The Central Tax Court is located in Bangkok and is the Court of First Instance for all tax cases throughout the Kingdom under the Act for the Establishment of the Tax Court and Procedures for Tax Cases B.E. 2528 (1985). It is a prerequisite for most tax disputes to be brought before an administrator for appeal prior to instigating the case before the Tax Court unless it is a dispute against any wrongdoing by a tax assessment officer which could carry a criminal punishment. A Tax Appeal Committee is empowered to reaffirm, repeal, reverse and amend any tax assessment. If a taxpayer is not satisfied with the decision of the Tax Appeal Committee, they can then appeal to the Tax Court within 30 days from receiving the decision from the Committee. However, before any tax matter can be brought before a Tax Appeal Committee, a taxpayer must remit any outstanding taxes or fines related to the case to the tax authorities unless the plaintiff has an Injunction Order from the Governor of the Revenue Department. All appeals against the Tax Court’s verdicts go directly to the Supreme Court, and appeals must be submitted within 30 days of the date of the Tax Court’s judgment or order. A party cannot appeal a case under THB 50,000 on questions of fact unless the presiding judges authorize it.
The Central Bankruptcy Court
Thailand’s bankruptcy laws were modified in 1997 after the Asian financial crisis and now incorporate new Chapter 3/1 Rehabilitation similar to the concept of U.S. Chapter 11. However, the availability of rehabilitation plans, versus forced liquidation, is not just given specifically to debtors, but also to creditors. The Central Bankruptcy Court (the “Bankruptcy Court”) was established the same year on the premise that bankruptcy cases are significantly different from general civil cases, have an impact on the economy, and should be decided by career judges who possess competent knowledge and are experienced in bankruptcy and financial matters. The Bankruptcy Court adjudicates both civil and criminal cases regarding all rehabilitations and bankruptcies. Located in Bangkok, it is the Court of First Instance for all bankruptcy matters with jurisdiction over the entire Kingdom.

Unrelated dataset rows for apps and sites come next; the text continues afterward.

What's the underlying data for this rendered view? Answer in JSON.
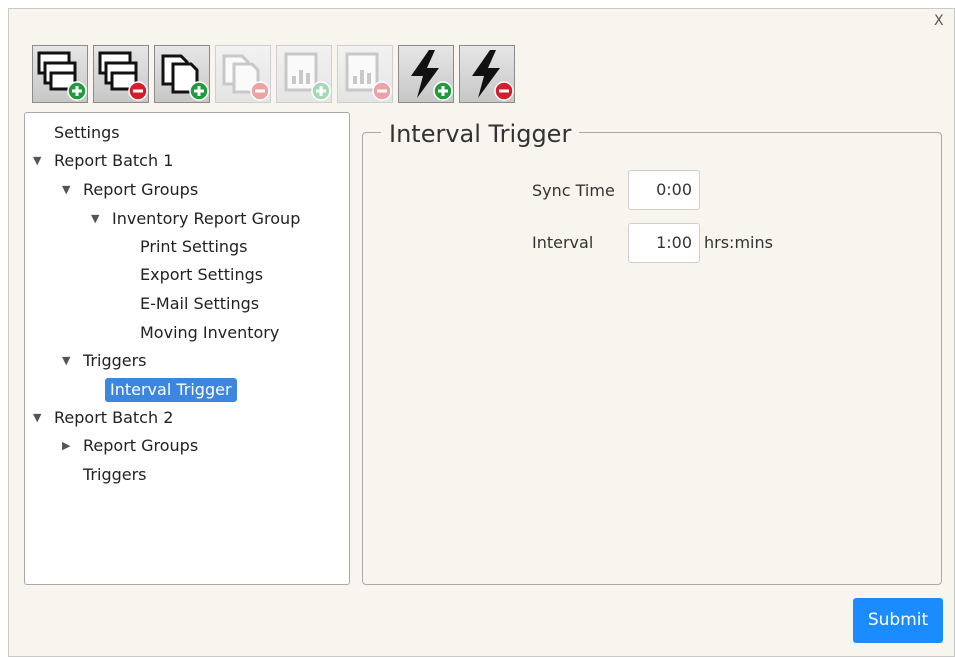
{
  "dialog": {
    "close_label": "X"
  },
  "toolbar": {
    "buttons": [
      {
        "name": "add-report-batch-button",
        "icon": "stacked-windows-add-icon",
        "enabled": true
      },
      {
        "name": "remove-report-batch-button",
        "icon": "stacked-windows-remove-icon",
        "enabled": true
      },
      {
        "name": "add-report-group-button",
        "icon": "copy-pages-add-icon",
        "enabled": true
      },
      {
        "name": "remove-report-group-button",
        "icon": "copy-pages-remove-icon",
        "enabled": false
      },
      {
        "name": "add-report-button",
        "icon": "report-chart-add-icon",
        "enabled": false
      },
      {
        "name": "remove-report-button",
        "icon": "report-chart-remove-icon",
        "enabled": false
      },
      {
        "name": "add-trigger-button",
        "icon": "lightning-add-icon",
        "enabled": true
      },
      {
        "name": "remove-trigger-button",
        "icon": "lightning-remove-icon",
        "enabled": true
      }
    ]
  },
  "tree": {
    "settings": "Settings",
    "batch1": "Report Batch 1",
    "batch1_groups": "Report Groups",
    "inventory_group": "Inventory Report Group",
    "print_settings": "Print Settings",
    "export_settings": "Export Settings",
    "email_settings": "E-Mail Settings",
    "moving_inventory": "Moving Inventory",
    "batch1_triggers": "Triggers",
    "interval_trigger": "Interval Trigger",
    "batch2": "Report Batch 2",
    "batch2_groups": "Report Groups",
    "batch2_triggers": "Triggers"
  },
  "panel": {
    "title": "Interval Trigger",
    "sync_time_label": "Sync Time",
    "sync_time_value": "0:00",
    "interval_label": "Interval",
    "interval_value": "1:00",
    "interval_unit": "hrs:mins"
  },
  "footer": {
    "submit_label": "Submit"
  },
  "colors": {
    "accent": "#1a8cff",
    "selection": "#3d86e0",
    "add": "#1f9a3c",
    "remove": "#d21f2e"
  }
}
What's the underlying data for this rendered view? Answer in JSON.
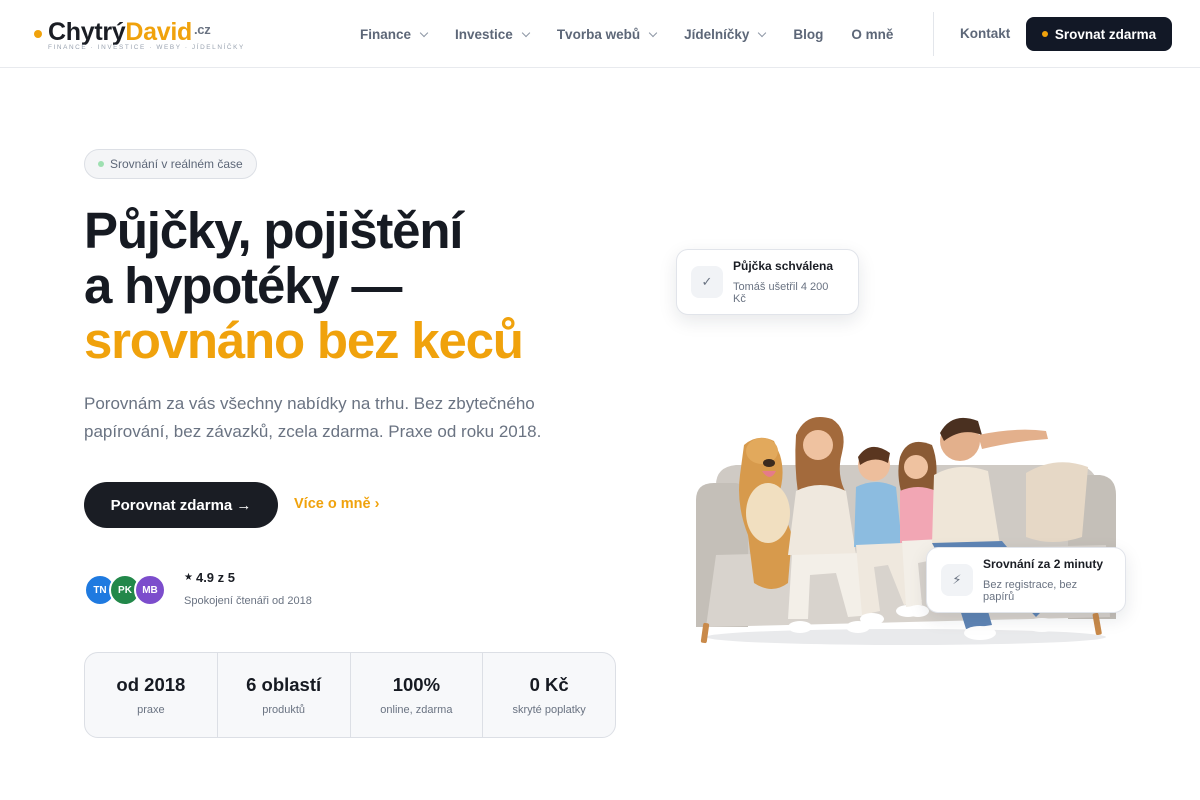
{
  "brand": {
    "name_part1": "Chytrý",
    "name_part2": "David",
    "tld": ".cz",
    "tagline": "FINANCE · INVESTICE · WEBY · JÍDELNÍČKY"
  },
  "nav": {
    "items": [
      {
        "label": "Finance",
        "dropdown": true
      },
      {
        "label": "Investice",
        "dropdown": true
      },
      {
        "label": "Tvorba webů",
        "dropdown": true
      },
      {
        "label": "Jídelníčky",
        "dropdown": true
      },
      {
        "label": "Blog",
        "dropdown": false
      },
      {
        "label": "O mně",
        "dropdown": false
      }
    ],
    "contact_label": "Kontakt",
    "cta_label": "Srovnat zdarma"
  },
  "hero": {
    "badge": "Srovnání v reálném čase",
    "title_line1": "Půjčky, pojištění",
    "title_line2": "a hypotéky —",
    "title_accent": "srovnáno bez keců",
    "lead": "Porovnám za vás všechny nabídky na trhu. Bez zbytečného papírování, bez závazků, zcela zdarma. Praxe od roku 2018.",
    "primary_button": "Porovnat zdarma →",
    "secondary_link": "Více o mně ›"
  },
  "social_proof": {
    "avatars": [
      {
        "initials": "TN",
        "color": "#1f7ae0"
      },
      {
        "initials": "PK",
        "color": "#22884a"
      },
      {
        "initials": "MB",
        "color": "#7c4dcc"
      }
    ],
    "rating": "4.9 z 5",
    "rating_sub": "Spokojení čtenáři od 2018"
  },
  "stats": [
    {
      "value": "od 2018",
      "label": "praxe"
    },
    {
      "value": "6 oblastí",
      "label": "produktů"
    },
    {
      "value": "100%",
      "label": "online, zdarma"
    },
    {
      "value": "0 Kč",
      "label": "skryté poplatky"
    }
  ],
  "cards": {
    "approved": {
      "title": "Půjčka schválena",
      "subtitle": "Tomáš ušetřil 4 200 Kč",
      "icon": "check-icon"
    },
    "fast": {
      "title": "Srovnání za 2 minuty",
      "subtitle": "Bez registrace, bez papírů",
      "icon": "lightning-icon"
    }
  },
  "colors": {
    "accent": "#f0a20c",
    "dark": "#121826",
    "muted": "#6a7382"
  }
}
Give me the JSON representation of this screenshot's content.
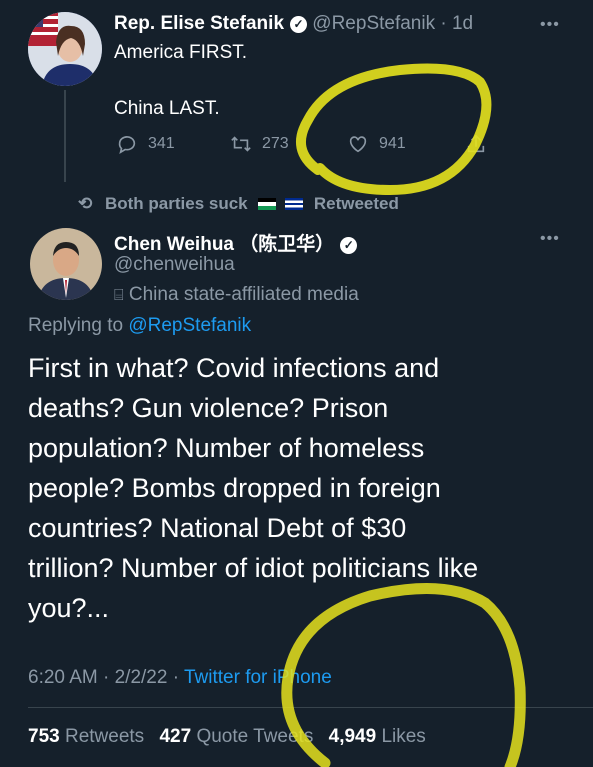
{
  "tweet1": {
    "name": "Rep. Elise Stefanik",
    "handle": "@RepStefanik",
    "time": "· 1d",
    "line1": "America FIRST.",
    "line2": "China LAST.",
    "replies": "341",
    "retweets": "273",
    "likes": "941"
  },
  "retweet_banner": {
    "left": "Both parties suck",
    "right": "Retweeted"
  },
  "tweet2": {
    "name": "Chen Weihua （陈卫华）",
    "handle": "@chenweihua",
    "affiliation": "China state-affiliated media",
    "replying_label": "Replying to ",
    "replying_handle": "@RepStefanik",
    "body": [
      "First in what? Covid infections and",
      "deaths? Gun violence? Prison",
      "population? Number of homeless",
      "people? Bombs dropped in foreign",
      "countries? National Debt of $30",
      "trillion? Number of idiot politicians like",
      "you?..."
    ],
    "timestamp": "6:20 AM · 2/2/22 ·",
    "source": "Twitter for iPhone",
    "stats": {
      "retweets_count": "753",
      "retweets_label": "Retweets",
      "quotes_count": "427",
      "quotes_label": "Quote Tweets",
      "likes_count": "4,949",
      "likes_label": "Likes"
    }
  },
  "colors": {
    "background": "#15202b",
    "muted": "#8b98a5",
    "link": "#1d9bf0",
    "highlight": "#e5e21d"
  },
  "icons": [
    "reply-icon",
    "retweet-icon",
    "like-icon",
    "share-icon",
    "more-icon",
    "verified-icon",
    "media-badge-icon",
    "flag-icon"
  ]
}
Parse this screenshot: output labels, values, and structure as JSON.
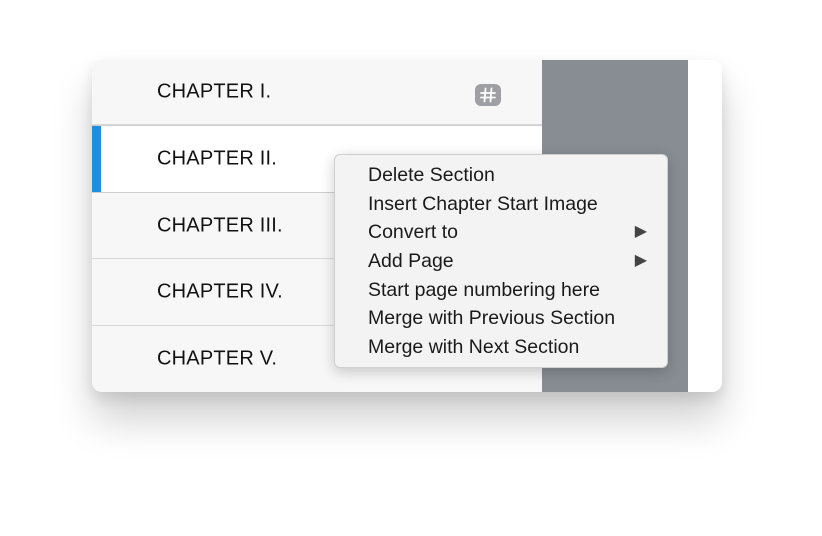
{
  "chapters": [
    {
      "label": "CHAPTER I.",
      "selected": false,
      "icon": "hash-icon"
    },
    {
      "label": "CHAPTER II.",
      "selected": true
    },
    {
      "label": "CHAPTER III.",
      "selected": false
    },
    {
      "label": "CHAPTER IV.",
      "selected": false
    },
    {
      "label": "CHAPTER V.",
      "selected": false
    }
  ],
  "context_menu": {
    "items": [
      {
        "label": "Delete Section",
        "submenu": false
      },
      {
        "label": "Insert Chapter Start Image",
        "submenu": false
      },
      {
        "label": "Convert to",
        "submenu": true
      },
      {
        "label": "Add Page",
        "submenu": true
      },
      {
        "label": "Start page numbering here",
        "submenu": false
      },
      {
        "label": "Merge with Previous Section",
        "submenu": false
      },
      {
        "label": "Merge with Next Section",
        "submenu": false
      }
    ],
    "submenu_arrow": "▶"
  },
  "colors": {
    "selection_accent": "#1e8fe0",
    "preview_panel": "#878d93",
    "menu_background": "#f3f3f3"
  }
}
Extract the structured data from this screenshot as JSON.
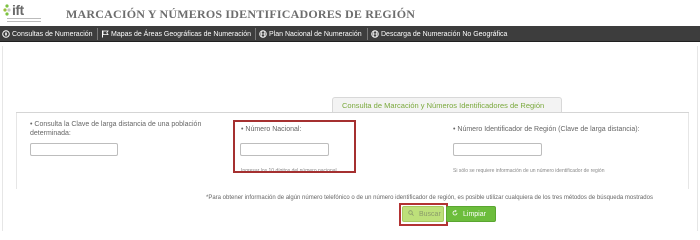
{
  "header": {
    "logo_text": "ift",
    "title": "MARCACIÓN Y NÚMEROS IDENTIFICADORES DE REGIÓN"
  },
  "nav": {
    "items": [
      {
        "label": "Consultas de Numeración",
        "icon": "compass-icon"
      },
      {
        "label": "Mapas de Áreas Geográficas de Numeración",
        "icon": "flag-icon"
      },
      {
        "label": "Plan Nacional de Numeración",
        "icon": "globe-icon"
      },
      {
        "label": "Descarga de Numeración No Geográfica",
        "icon": "globe-icon"
      }
    ]
  },
  "tab": {
    "label": "Consulta de Marcación y Números Identificadores de Región"
  },
  "form": {
    "col1": {
      "label": "• Consulta la Clave de larga distancia de una población determinada:",
      "value": ""
    },
    "col2": {
      "label": "• Número Nacional:",
      "value": "",
      "hint": "Ingresar los 10 dígitos del número nacional"
    },
    "col3": {
      "label": "• Número Identificador de Región (Clave de larga distancia):",
      "value": "",
      "hint": "Si sólo se requiere información de un número identificador de región"
    }
  },
  "note": "*Para obtener información de algún número telefónico o de un número identificador de región, es posible utilizar cualquiera de los tres métodos de búsqueda mostrados",
  "buttons": {
    "search_label": "Buscar",
    "clear_label": "Limpiar"
  },
  "colors": {
    "nav_bg": "#3d3d3d",
    "accent_green": "#6cbd3c",
    "tab_text": "#7aa93c",
    "highlight_red": "#a53030"
  }
}
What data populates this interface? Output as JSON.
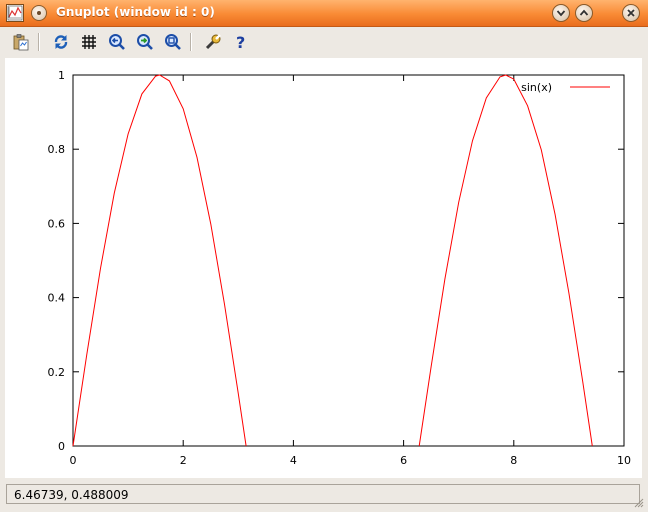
{
  "window": {
    "title": "Gnuplot (window id : 0)",
    "icon": "gnuplot-app-icon",
    "controls": [
      "minimize-icon",
      "maximize-icon",
      "close-icon"
    ]
  },
  "toolbar": {
    "buttons": [
      {
        "name": "copy-to-clipboard",
        "icon": "clipboard-icon"
      },
      {
        "name": "replot",
        "icon": "refresh-icon"
      },
      {
        "name": "toggle-grid",
        "icon": "grid-icon"
      },
      {
        "name": "previous-zoom",
        "icon": "zoom-previous-icon"
      },
      {
        "name": "next-zoom",
        "icon": "zoom-next-icon"
      },
      {
        "name": "unzoom",
        "icon": "zoom-reset-icon"
      },
      {
        "name": "preferences",
        "icon": "wrench-icon"
      },
      {
        "name": "help",
        "icon": "help-icon"
      }
    ]
  },
  "status": {
    "coordinates": "6.46739,  0.488009"
  },
  "colors": {
    "titlebar": "#f98a34",
    "series": "#ff0000",
    "background": "#ede9e3"
  },
  "chart_data": {
    "type": "line",
    "title": "",
    "xlabel": "",
    "ylabel": "",
    "xlim": [
      0,
      10
    ],
    "ylim": [
      0,
      1
    ],
    "xticks": [
      0,
      2,
      4,
      6,
      8,
      10
    ],
    "yticks": [
      0,
      0.2,
      0.4,
      0.6,
      0.8,
      1
    ],
    "grid": false,
    "legend_position": "top-right",
    "series": [
      {
        "name": "sin(x)",
        "color": "#ff0000",
        "x": [
          0,
          0.25,
          0.5,
          0.75,
          1.0,
          1.25,
          1.5,
          1.5708,
          1.75,
          2.0,
          2.25,
          2.5,
          2.75,
          3.0,
          3.1416,
          6.2832,
          6.5,
          6.75,
          7.0,
          7.25,
          7.5,
          7.75,
          7.854,
          8.0,
          8.25,
          8.5,
          8.75,
          9.0,
          9.25,
          9.4248
        ],
        "y": [
          0,
          0.247,
          0.479,
          0.682,
          0.841,
          0.949,
          0.997,
          1.0,
          0.984,
          0.909,
          0.778,
          0.598,
          0.382,
          0.141,
          0,
          0,
          0.215,
          0.45,
          0.657,
          0.823,
          0.938,
          0.995,
          1.0,
          0.989,
          0.917,
          0.798,
          0.624,
          0.412,
          0.174,
          0
        ]
      }
    ]
  }
}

Judicial proceedings and trial hearings in the Bankruptcy Court are video recorded to help streamline the entire process, and the Court has the power to incorporate new processes without going through the complex procedure of amending the Civil Code. The Bankruptcy Court has also adopted new IT systems to further accelerate proceedings including the use of electronic equipment and express mail in court communications. The Court can also give provincial courts the authority to issue search and arrest warrants. An appeal against any judgment or order of the Bankruptcy Court in reorganization cases or any civil cases related to it must submitted to the Supreme Court within one month of the Court’s judgment or order.